The LGA has given evidence to parliamentarians on homelessness.
Many councillors will be familiar with the work of select committees in the House of Commons and House of Lords and know how useful they are in scrutinising government policy, sharing the good work of councils, and the changes we want to see.
Another way the LGA seeks to influence the work of Parliament is through our engagement with all-party parliamentary groups, more commonly shortened to APPGs.
The number of APPGs has grown in recent years and the LGA is kept busy contributing to the work of groups covering the vast range of services that councils deliver, as well as the APPGs directly supported by the LGA (such as the APPG for Devolution) and our own special interest groups.
These groups bring together members of both houses to discuss issues of interest, and while these groups are informal, their meetings are frequently well attended and often hold inquiries – such as our own inquiry into the Levelling Up White Paper – that inform debates elsewhere in Parliament.
This was highlighted a few weeks ago, when the LGA gave evidence to the APPG for Ending Homelessness and the APPG for Housing Market and Housing Delivery during a joint inquiry into housing solutions for homeless households.

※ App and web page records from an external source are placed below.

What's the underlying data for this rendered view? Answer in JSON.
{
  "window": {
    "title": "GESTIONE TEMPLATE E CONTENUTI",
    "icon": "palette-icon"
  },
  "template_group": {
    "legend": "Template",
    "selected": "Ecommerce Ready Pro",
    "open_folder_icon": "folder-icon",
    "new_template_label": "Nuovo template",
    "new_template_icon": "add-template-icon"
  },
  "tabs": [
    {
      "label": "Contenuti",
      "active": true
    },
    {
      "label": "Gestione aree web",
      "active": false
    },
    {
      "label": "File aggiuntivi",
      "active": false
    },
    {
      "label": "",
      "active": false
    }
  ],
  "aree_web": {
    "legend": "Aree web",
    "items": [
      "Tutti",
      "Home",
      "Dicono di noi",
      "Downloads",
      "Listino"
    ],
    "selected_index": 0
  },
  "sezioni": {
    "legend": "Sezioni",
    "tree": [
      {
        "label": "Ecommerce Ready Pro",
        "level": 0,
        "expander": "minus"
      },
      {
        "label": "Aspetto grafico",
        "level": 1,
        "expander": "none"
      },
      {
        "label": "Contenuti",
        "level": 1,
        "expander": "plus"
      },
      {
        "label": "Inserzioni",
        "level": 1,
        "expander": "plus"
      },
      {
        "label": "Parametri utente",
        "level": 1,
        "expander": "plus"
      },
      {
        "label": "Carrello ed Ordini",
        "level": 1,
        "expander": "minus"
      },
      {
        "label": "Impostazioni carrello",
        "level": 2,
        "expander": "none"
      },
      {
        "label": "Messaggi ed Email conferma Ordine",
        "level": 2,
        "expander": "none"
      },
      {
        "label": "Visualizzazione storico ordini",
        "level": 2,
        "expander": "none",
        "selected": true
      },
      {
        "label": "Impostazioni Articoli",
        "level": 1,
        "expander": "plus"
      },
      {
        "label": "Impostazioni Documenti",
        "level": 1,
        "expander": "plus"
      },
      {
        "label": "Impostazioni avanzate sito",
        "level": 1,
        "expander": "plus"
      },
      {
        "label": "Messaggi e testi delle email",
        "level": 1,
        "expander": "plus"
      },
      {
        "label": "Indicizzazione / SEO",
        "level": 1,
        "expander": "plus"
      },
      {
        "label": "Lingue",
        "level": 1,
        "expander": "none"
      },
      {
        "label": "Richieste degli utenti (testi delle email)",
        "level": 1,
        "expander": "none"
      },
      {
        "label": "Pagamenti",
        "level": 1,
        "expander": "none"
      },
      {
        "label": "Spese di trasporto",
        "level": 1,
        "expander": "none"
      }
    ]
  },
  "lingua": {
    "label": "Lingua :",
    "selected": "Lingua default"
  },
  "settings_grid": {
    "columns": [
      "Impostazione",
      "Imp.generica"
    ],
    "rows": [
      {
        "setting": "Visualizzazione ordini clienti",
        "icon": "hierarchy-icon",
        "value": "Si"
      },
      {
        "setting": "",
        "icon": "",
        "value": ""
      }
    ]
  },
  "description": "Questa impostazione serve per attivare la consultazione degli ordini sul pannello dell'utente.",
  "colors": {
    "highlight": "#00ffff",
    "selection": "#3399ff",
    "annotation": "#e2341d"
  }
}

As part of the inquiry, we also submitted written evidence.
Opening the session, the Co-Chair of the APPG for Ending Homelessness, LGA Vice-President Bob Blackman MP (Con, Harrow East), asked for the LGA’s views on converting commercial properties into residential buildings and whether this was a viable option in addressing the current housing and homelessness crisis.
In response, we stated that councils believe there is potential scope to use commercial-to-residential conversions to deliver the affordable housing units needed across England.
However, we called for this to be done through the planning application process rather than the prior approval process through permitted development rights.
This would ensure schemes are developed in line with local policies, contribute to local infrastructure requirements – including affordable housing – and are subject to all relevant legislation and regulations for developing sustainable, quality homes.
Asked how the negative perceptions of commercial conversions could be addressed, we called for better standards and the need to look at local factors such as access to amenities and support for vulnerable residents, all of which are critical and could be taken into consideration if conversions were subject to the planning process.
During the session, the LGA also shared the need to fully understand the impact of commercial-to-residential conversions on councils’ revenue accounts, because of the loss of income from business rates.
The APPG’s evidence session was an important opportunity to remind Parliament of the challenges faced with revenue accounts and will, we hope, have contributed to the LGA’s recent success in persuading the Government to allow councils to retain Right to Buy receipts for a period of two years.
We continue to work on making this change permanent through direct contact with government, briefing parliamentarians, and through evidence we continue to submit to select committees and APPGs.